20130219
Search Results 0 to 5 of about 6 (some duplicates have been removed)
into a good movie. >> do you have any plans on expanding beyond the u.s. for instance if to europe [inaudible] thank you. >> international coverage is really interesting. i think that we are trying every single print issue of the magazine in at least a couple times a week to always have international content in the next. so we have had reported pieces from venezuela or we had someone embedded in afghanistan and we ran up peace in the last two issues on that so it's really important. the question just from the business standpoint is the economics that more often than not it works best for us to work with freelance reporters contributing for us in "the new york times" as well so we can get the content in the magazines but we don't have the bureau in paris or coal or something like that -- kabul or something like that that is the key to having a broad magazine in the future. >> are you going to make it weekly again? >> i don't think so. we don't have any plans to. it was hysterically, the previous ownership brought it down to buy a weekly. when i first bought the magazine i was a little skeptica
of parades and shows across california and the u.s. >> we've even had 'em at the indianapolis car races, and they've--they handled that well. they even had a car go by 'em at 150 miles an hour, uh--and-- and stood up to all of that. and they handle helicopters, sirens, uh, air horns. uh, they're very solid horses. >> john, who grew up on a farm, has been raising draft horses for about 30 years. >> we were looking for a--some new horse to work with in the future, and we'd read about the american cream draft horse, and the pro--the only problem was everybody said phey were extinct, there weren't any left. so i spent about a year looking and finally found a horse up in oregon. they are doing well. we have about 500 horses in the breed right now, uh, and the numbers are on the rise, so, uh, when we get around 1,000 horses, we're gonna feel very secure. the breed, uh, what's unique about 'em is the eye color. look at the eyes on the horse. they're amber eyes, like a signal light, and itÃunique to the breed. uh, the entire breed has amber eyes. >> [cheering] >> well, they're beautiful. they

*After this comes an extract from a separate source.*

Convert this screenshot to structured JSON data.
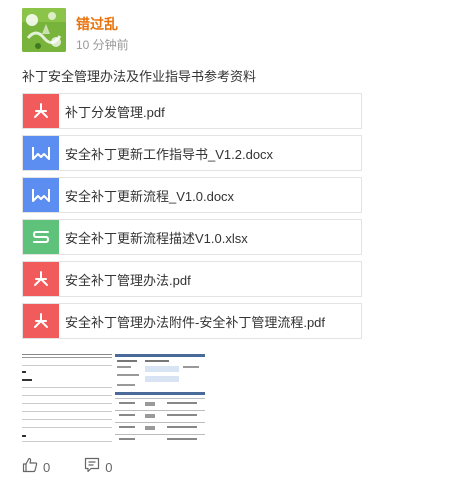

. and former u.s. army ranger jack murphy and former navy seal brandon web and on the floor of our studio we projected a map of benghazi ap before this, we're going through a timeline of the events of that night. good to sigh both. >> thank you for having us. >> sean: and this is important because we're seeing that events that we don't know about could have precip kated these attacks, a good summary. >> accurate. >> sean: and start with the timeline. >> it began at 9:40 at night and initiated with rpg's hitting the consulate the temporary facility we call now the consulate. at that point the local militia guards were unarmed, they fleed, they were only armed with bats, essentially when they see the mob coming they cut and run. attackers breached the main gate and overcome the compound and at this point ambassador stevens is going into the safe room inside the consulate and dss agents are retrieving tactical gear and making a call up higher to say they're getting hit. by 10:05, what you have-- >> it i stop you there, for those who said it was in retaliation for a youtube video and a spontaneo
Search Results 0 to 5 of about 6 (some duplicates have been removed)